(Page and application data records)
_ _ _
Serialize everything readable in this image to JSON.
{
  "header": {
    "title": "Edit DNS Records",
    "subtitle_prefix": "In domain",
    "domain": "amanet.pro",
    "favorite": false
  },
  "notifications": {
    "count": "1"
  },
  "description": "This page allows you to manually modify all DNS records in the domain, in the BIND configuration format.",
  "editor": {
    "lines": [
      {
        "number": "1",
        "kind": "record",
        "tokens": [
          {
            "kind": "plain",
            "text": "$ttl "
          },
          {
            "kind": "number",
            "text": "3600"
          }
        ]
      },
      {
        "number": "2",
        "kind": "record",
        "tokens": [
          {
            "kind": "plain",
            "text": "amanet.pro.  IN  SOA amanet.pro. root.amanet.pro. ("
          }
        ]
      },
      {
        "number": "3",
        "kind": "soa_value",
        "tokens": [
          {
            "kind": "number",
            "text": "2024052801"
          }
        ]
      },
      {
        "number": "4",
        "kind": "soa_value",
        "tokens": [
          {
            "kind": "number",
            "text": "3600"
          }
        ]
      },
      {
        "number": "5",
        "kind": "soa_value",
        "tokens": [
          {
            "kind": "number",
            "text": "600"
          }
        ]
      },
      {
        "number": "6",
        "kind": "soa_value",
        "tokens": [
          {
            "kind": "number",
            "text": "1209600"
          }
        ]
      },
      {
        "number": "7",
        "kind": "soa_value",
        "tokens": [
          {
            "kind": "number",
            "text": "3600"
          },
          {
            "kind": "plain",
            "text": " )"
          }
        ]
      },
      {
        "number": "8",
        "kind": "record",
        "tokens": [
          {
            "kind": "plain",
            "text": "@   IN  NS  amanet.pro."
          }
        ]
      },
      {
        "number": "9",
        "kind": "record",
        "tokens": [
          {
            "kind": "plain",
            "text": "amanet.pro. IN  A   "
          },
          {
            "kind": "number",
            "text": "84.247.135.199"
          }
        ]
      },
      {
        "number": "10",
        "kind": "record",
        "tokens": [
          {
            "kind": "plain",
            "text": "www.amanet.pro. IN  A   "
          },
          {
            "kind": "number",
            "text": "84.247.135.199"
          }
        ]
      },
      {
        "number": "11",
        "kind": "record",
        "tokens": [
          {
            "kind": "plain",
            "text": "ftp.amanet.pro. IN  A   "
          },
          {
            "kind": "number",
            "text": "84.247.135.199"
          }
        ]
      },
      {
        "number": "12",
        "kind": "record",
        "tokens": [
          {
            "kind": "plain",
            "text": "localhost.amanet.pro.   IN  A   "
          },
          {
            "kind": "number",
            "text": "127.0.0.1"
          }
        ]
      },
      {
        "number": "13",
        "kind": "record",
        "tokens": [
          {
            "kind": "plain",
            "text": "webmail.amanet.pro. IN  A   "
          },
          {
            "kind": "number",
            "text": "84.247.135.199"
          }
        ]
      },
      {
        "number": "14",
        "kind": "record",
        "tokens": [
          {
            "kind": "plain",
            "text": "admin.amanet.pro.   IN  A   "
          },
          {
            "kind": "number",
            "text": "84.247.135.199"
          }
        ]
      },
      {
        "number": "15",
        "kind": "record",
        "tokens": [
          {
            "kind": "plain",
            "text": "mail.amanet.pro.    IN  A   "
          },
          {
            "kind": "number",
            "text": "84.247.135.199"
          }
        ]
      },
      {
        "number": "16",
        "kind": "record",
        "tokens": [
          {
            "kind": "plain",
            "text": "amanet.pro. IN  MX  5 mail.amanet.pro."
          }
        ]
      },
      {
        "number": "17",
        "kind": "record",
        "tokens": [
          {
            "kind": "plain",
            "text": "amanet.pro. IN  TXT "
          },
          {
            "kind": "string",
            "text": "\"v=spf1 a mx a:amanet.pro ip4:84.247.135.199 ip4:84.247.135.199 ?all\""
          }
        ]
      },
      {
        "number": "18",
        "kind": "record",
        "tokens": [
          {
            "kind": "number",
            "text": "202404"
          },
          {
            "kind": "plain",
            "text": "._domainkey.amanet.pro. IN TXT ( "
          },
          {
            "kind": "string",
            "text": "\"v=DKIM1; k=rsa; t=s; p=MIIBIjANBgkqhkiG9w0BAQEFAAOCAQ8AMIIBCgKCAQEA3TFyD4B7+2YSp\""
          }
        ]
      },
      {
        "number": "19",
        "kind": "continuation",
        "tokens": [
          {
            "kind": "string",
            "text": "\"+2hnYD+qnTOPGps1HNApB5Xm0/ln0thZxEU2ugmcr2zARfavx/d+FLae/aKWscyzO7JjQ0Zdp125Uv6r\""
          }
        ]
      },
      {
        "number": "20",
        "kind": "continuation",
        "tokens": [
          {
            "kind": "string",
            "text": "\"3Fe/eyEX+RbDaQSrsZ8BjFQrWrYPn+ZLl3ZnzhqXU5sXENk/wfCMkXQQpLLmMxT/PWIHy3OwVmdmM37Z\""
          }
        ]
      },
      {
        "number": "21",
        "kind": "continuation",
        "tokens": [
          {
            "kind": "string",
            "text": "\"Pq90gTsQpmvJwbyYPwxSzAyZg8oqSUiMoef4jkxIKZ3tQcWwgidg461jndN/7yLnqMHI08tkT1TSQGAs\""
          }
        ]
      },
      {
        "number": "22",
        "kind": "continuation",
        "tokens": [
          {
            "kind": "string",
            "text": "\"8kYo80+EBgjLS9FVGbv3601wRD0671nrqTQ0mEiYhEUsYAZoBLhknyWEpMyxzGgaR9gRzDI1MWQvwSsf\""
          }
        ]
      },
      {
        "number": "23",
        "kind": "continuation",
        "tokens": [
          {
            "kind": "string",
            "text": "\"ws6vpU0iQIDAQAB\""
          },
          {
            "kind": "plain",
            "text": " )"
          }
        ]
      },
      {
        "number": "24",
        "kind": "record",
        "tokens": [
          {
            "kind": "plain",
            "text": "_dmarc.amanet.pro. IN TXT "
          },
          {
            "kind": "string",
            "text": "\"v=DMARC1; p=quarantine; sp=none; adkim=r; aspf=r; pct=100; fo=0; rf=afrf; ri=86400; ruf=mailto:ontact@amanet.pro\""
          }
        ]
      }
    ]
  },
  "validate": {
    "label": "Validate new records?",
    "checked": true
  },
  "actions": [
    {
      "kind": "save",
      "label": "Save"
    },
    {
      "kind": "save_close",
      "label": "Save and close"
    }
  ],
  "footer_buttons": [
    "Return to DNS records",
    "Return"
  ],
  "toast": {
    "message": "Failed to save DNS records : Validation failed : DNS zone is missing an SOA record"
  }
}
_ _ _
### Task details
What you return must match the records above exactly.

### Problem solution
Serialize everything readable in this image to JSON.
{
  "header": {
    "title": "Edit DNS Records",
    "subtitle_prefix": "In domain",
    "domain": "amanet.pro",
    "favorite": false
  },
  "notifications": {
    "count": "1"
  },
  "description": "This page allows you to manually modify all DNS records in the domain, in the BIND configuration format.",
  "editor": {
    "lines": [
      {
        "number": "1",
        "kind": "record",
        "tokens": [
          {
            "kind": "plain",
            "text": "$ttl "
          },
          {
            "kind": "number",
            "text": "3600"
          }
        ]
      },
      {
        "number": "2",
        "kind": "record",
        "tokens": [
          {
            "kind": "plain",
            "text": "amanet.pro.  IN  SOA amanet.pro. root.amanet.pro. ("
          }
        ]
      },
      {
        "number": "3",
        "kind": "soa_value",
        "tokens": [
          {
            "kind": "number",
            "text": "2024052801"
          }
        ]
      },
      {
        "number": "4",
        "kind": "soa_value",
        "tokens": [
          {
            "kind": "number",
            "text": "3600"
          }
        ]
      },
      {
        "number": "5",
        "kind": "soa_value",
        "tokens": [
          {
            "kind": "number",
            "text": "600"
          }
        ]
      },
      {
        "number": "6",
        "kind": "soa_value",
        "tokens": [
          {
            "kind": "number",
            "text": "1209600"
          }
        ]
      },
      {
        "number": "7",
        "kind": "soa_value",
        "tokens": [
          {
            "kind": "number",
            "text": "3600"
          },
          {
            "kind": "plain",
            "text": " )"
          }
        ]
      },
      {
        "number": "8",
        "kind": "record",
        "tokens": [
          {
            "kind": "plain",
            "text": "@   IN  NS  amanet.pro."
          }
        ]
      },
      {
        "number": "9",
        "kind": "record",
        "tokens": [
          {
            "kind": "plain",
            "text": "amanet.pro. IN  A   "
          },
          {
            "kind": "number",
            "text": "84.247.135.199"
          }
        ]
      },
      {
        "number": "10",
        "kind": "record",
        "tokens": [
          {
            "kind": "plain",
            "text": "www.amanet.pro. IN  A   "
          },
          {
            "kind": "number",
            "text": "84.247.135.199"
          }
        ]
      },
      {
        "number": "11",
        "kind": "record",
        "tokens": [
          {
            "kind": "plain",
            "text": "ftp.amanet.pro. IN  A   "
          },
          {
            "kind": "number",
            "text": "84.247.135.199"
          }
        ]
      },
      {
        "number": "12",
        "kind": "record",
        "tokens": [
          {
            "kind": "plain",
            "text": "localhost.amanet.pro.   IN  A   "
          },
          {
            "kind": "number",
            "text": "127.0.0.1"
          }
        ]
      },
      {
        "number": "13",
        "kind": "record",
        "tokens": [
          {
            "kind": "plain",
            "text": "webmail.amanet.pro. IN  A   "
          },
          {
            "kind": "number",
            "text": "84.247.135.199"
          }
        ]
      },
      {
        "number": "14",
        "kind": "record",
        "tokens": [
          {
            "kind": "plain",
            "text": "admin.amanet.pro.   IN  A   "
          },
          {
            "kind": "number",
            "text": "84.247.135.199"
          }
        ]
      },
      {
        "number": "15",
        "kind": "record",
        "tokens": [
          {
            "kind": "plain",
            "text": "mail.amanet.pro.    IN  A   "
          },
          {
            "kind": "number",
            "text": "84.247.135.199"
          }
        ]
      },
      {
        "number": "16",
        "kind": "record",
        "tokens": [
          {
            "kind": "plain",
            "text": "amanet.pro. IN  MX  5 mail.amanet.pro."
          }
        ]
      },
      {
        "number": "17",
        "kind": "record",
        "tokens": [
          {
            "kind": "plain",
            "text": "amanet.pro. IN  TXT "
          },
          {
            "kind": "string",
            "text": "\"v=spf1 a mx a:amanet.pro ip4:84.247.135.199 ip4:84.247.135.199 ?all\""
          }
        ]
      },
      {
        "number": "18",
        "kind": "record",
        "tokens": [
          {
            "kind": "number",
            "text": "202404"
          },
          {
            "kind": "plain",
            "text": "._domainkey.amanet.pro. IN TXT ( "
          },
          {
            "kind": "string",
            "text": "\"v=DKIM1; k=rsa; t=s; p=MIIBIjANBgkqhkiG9w0BAQEFAAOCAQ8AMIIBCgKCAQEA3TFyD4B7+2YSp\""
          }
        ]
      },
      {
        "number": "19",
        "kind": "continuation",
        "tokens": [
          {
            "kind": "string",
            "text": "\"+2hnYD+qnTOPGps1HNApB5Xm0/ln0thZxEU2ugmcr2zARfavx/d+FLae/aKWscyzO7JjQ0Zdp125Uv6r\""
          }
        ]
      },
      {
        "number": "20",
        "kind": "continuation",
        "tokens": [
          {
            "kind": "string",
            "text": "\"3Fe/eyEX+RbDaQSrsZ8BjFQrWrYPn+ZLl3ZnzhqXU5sXENk/wfCMkXQQpLLmMxT/PWIHy3OwVmdmM37Z\""
          }
        ]
      },
      {
        "number": "21",
        "kind": "continuation",
        "tokens": [
          {
            "kind": "string",
            "text": "\"Pq90gTsQpmvJwbyYPwxSzAyZg8oqSUiMoef4jkxIKZ3tQcWwgidg461jndN/7yLnqMHI08tkT1TSQGAs\""
          }
        ]
      },
      {
        "number": "22",
        "kind": "continuation",
        "tokens": [
          {
            "kind": "string",
            "text": "\"8kYo80+EBgjLS9FVGbv3601wRD0671nrqTQ0mEiYhEUsYAZoBLhknyWEpMyxzGgaR9gRzDI1MWQvwSsf\""
          }
        ]
      },
      {
        "number": "23",
        "kind": "continuation",
        "tokens": [
          {
            "kind": "string",
            "text": "\"ws6vpU0iQIDAQAB\""
          },
          {
            "kind": "plain",
            "text": " )"
          }
        ]
      },
      {
        "number": "24",
        "kind": "record",
        "tokens": [
          {
            "kind": "plain",
            "text": "_dmarc.amanet.pro. IN TXT "
          },
          {
            "kind": "string",
            "text": "\"v=DMARC1; p=quarantine; sp=none; adkim=r; aspf=r; pct=100; fo=0; rf=afrf; ri=86400; ruf=mailto:ontact@amanet.pro\""
          }
        ]
      }
    ]
  },
  "validate": {
    "label": "Validate new records?",
    "checked": true
  },
  "actions": [
    {
      "kind": "save",
      "label": "Save"
    },
    {
      "kind": "save_close",
      "label": "Save and close"
    }
  ],
  "footer_buttons": [
    "Return to DNS records",
    "Return"
  ],
  "toast": {
    "message": "Failed to save DNS records : Validation failed : DNS zone is missing an SOA record"
  }
}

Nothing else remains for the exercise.